_TASK INPUT_
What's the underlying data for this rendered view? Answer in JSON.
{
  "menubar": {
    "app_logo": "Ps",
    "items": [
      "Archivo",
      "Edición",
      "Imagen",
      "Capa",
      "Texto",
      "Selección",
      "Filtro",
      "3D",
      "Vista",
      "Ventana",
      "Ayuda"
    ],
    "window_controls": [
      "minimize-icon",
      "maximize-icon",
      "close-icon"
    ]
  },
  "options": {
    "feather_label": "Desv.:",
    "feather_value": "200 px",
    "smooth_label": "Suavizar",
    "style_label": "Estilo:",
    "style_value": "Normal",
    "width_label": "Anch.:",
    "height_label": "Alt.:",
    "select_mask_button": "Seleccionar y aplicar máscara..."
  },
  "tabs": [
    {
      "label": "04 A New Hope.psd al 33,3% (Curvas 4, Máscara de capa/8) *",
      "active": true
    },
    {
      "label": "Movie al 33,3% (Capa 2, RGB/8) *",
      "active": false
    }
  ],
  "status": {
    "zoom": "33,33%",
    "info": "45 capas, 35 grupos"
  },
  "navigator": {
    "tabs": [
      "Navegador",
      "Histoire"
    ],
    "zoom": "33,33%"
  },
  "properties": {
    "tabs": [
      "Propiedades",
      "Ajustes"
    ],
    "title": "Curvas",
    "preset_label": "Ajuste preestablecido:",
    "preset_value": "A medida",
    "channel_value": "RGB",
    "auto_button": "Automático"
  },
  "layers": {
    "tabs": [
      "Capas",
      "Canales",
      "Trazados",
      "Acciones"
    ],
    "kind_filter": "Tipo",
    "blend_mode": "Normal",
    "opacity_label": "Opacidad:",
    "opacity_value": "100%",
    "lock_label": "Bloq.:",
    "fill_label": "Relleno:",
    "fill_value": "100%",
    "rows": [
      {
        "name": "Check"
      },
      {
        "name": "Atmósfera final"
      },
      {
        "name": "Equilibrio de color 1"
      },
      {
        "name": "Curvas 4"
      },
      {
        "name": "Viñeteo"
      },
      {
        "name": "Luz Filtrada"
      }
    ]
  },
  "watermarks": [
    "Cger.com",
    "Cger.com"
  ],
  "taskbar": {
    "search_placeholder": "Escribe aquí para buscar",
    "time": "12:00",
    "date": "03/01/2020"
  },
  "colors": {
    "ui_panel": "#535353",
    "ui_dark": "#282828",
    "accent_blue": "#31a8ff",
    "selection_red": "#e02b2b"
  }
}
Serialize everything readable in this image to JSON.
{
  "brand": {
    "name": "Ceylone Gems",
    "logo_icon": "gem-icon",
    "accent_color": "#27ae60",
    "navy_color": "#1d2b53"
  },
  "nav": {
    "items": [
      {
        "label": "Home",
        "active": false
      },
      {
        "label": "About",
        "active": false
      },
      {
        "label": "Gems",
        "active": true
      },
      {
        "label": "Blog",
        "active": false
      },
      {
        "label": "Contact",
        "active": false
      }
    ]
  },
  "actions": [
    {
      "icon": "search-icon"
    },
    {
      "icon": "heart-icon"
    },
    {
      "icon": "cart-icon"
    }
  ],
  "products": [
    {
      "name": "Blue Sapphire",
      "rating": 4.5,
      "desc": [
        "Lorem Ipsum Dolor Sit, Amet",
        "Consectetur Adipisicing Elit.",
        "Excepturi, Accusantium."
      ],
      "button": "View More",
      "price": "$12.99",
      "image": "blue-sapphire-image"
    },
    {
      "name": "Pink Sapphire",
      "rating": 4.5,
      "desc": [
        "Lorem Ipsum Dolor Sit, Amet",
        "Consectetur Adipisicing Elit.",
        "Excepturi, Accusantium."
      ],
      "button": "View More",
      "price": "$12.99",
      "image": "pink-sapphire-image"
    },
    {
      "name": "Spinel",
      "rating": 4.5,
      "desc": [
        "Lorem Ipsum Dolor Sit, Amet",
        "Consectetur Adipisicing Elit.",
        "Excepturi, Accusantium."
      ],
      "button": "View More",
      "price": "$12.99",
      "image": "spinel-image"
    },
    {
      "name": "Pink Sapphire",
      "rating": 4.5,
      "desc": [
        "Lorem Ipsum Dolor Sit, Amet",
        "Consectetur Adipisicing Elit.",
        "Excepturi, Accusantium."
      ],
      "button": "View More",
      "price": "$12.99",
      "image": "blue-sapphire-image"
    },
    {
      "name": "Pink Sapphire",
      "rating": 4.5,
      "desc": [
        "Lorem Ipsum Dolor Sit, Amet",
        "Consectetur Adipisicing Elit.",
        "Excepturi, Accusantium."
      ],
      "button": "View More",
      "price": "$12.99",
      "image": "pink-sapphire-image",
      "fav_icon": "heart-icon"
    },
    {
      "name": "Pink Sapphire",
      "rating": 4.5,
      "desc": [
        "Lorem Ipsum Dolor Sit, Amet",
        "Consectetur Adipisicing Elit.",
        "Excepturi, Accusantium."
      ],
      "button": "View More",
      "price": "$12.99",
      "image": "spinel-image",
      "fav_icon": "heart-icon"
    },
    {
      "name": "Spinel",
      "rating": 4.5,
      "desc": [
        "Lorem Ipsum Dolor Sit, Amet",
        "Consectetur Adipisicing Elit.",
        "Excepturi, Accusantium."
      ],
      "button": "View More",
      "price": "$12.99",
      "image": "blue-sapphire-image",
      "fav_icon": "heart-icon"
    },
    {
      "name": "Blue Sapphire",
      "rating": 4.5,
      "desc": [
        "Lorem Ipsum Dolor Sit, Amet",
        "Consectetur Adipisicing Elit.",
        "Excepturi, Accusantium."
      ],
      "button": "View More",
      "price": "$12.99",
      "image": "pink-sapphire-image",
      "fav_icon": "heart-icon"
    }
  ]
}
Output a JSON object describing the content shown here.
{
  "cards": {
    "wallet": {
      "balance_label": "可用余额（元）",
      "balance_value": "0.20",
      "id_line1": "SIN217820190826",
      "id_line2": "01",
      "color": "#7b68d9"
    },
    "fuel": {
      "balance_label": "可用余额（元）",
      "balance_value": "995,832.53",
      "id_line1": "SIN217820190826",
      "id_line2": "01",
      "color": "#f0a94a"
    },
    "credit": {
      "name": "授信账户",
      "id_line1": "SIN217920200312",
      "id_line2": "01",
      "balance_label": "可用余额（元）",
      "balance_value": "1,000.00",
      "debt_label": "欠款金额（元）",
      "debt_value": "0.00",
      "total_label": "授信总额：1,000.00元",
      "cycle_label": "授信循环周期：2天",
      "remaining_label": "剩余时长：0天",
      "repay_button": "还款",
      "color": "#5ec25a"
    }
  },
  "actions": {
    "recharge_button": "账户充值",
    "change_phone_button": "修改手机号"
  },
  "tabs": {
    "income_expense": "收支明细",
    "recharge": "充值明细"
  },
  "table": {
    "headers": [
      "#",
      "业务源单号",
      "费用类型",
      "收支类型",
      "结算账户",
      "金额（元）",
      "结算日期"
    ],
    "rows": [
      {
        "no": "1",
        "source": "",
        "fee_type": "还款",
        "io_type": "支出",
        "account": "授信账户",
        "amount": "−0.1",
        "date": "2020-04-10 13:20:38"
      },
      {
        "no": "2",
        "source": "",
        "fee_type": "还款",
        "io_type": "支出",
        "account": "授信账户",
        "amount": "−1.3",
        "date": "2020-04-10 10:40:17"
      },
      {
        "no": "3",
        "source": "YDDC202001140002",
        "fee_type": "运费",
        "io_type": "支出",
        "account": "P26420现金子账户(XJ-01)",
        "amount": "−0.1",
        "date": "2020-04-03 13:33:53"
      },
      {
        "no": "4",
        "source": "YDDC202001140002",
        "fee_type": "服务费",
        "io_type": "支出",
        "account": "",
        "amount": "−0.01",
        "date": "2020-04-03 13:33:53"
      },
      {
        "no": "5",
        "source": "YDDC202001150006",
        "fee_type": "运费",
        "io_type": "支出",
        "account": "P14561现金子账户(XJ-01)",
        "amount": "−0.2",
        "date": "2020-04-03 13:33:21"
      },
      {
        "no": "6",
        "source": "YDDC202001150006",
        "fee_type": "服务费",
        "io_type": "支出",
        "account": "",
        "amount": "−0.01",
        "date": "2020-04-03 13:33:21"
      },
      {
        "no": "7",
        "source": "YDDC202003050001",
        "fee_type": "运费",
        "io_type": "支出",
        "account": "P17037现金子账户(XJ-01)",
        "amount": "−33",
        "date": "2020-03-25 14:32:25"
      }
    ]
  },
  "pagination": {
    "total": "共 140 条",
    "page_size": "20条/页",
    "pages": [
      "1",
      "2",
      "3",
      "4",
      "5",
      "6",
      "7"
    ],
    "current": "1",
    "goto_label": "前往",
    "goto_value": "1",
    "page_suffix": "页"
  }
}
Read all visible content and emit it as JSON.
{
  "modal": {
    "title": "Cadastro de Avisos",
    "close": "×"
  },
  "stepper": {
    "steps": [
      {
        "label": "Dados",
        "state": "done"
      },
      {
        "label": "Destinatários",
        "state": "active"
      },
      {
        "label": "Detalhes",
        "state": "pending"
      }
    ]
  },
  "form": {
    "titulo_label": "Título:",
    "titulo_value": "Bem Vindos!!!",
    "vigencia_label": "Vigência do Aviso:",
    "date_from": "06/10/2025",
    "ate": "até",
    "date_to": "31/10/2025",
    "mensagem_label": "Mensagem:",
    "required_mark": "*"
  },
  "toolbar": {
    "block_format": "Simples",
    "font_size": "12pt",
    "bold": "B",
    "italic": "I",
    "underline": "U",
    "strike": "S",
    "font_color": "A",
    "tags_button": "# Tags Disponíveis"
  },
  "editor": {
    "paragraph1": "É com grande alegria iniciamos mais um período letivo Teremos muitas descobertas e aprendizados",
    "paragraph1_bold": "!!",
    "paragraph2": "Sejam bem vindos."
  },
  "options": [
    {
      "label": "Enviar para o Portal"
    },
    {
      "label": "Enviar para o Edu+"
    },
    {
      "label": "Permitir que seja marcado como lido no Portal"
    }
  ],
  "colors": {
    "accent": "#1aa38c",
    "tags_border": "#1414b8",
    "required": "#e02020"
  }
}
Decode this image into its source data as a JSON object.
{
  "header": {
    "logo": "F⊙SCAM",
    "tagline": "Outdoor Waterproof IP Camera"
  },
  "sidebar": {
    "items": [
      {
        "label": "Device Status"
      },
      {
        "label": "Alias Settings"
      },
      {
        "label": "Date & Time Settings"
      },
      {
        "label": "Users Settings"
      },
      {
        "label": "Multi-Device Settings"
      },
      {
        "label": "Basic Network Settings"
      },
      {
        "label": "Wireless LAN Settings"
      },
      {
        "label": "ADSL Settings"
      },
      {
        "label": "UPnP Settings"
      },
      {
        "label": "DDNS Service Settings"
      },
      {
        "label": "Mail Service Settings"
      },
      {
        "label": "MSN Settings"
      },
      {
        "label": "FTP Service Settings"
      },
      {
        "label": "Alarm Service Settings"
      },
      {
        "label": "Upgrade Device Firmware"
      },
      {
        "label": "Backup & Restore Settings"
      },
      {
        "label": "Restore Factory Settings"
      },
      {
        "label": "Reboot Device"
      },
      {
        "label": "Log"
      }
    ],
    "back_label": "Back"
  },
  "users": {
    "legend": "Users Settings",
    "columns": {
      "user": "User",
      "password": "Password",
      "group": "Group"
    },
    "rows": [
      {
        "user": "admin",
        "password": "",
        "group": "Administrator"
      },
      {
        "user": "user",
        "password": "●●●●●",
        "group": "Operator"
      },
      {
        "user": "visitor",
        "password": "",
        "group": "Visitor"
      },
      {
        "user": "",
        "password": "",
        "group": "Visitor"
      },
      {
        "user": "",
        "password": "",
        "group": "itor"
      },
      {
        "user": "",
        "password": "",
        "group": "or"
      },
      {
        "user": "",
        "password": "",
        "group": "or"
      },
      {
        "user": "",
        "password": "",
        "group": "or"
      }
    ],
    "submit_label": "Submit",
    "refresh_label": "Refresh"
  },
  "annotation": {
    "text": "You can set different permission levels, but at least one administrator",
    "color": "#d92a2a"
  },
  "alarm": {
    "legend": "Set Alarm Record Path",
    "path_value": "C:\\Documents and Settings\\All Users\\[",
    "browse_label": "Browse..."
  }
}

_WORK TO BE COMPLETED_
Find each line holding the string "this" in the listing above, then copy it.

_WRITTEN RESPONSE_
What's the underlying data for this rendered view? Answer in JSON.
Serialize everything readable in this image to JSON.
Decode this image into its source data as a JSON object.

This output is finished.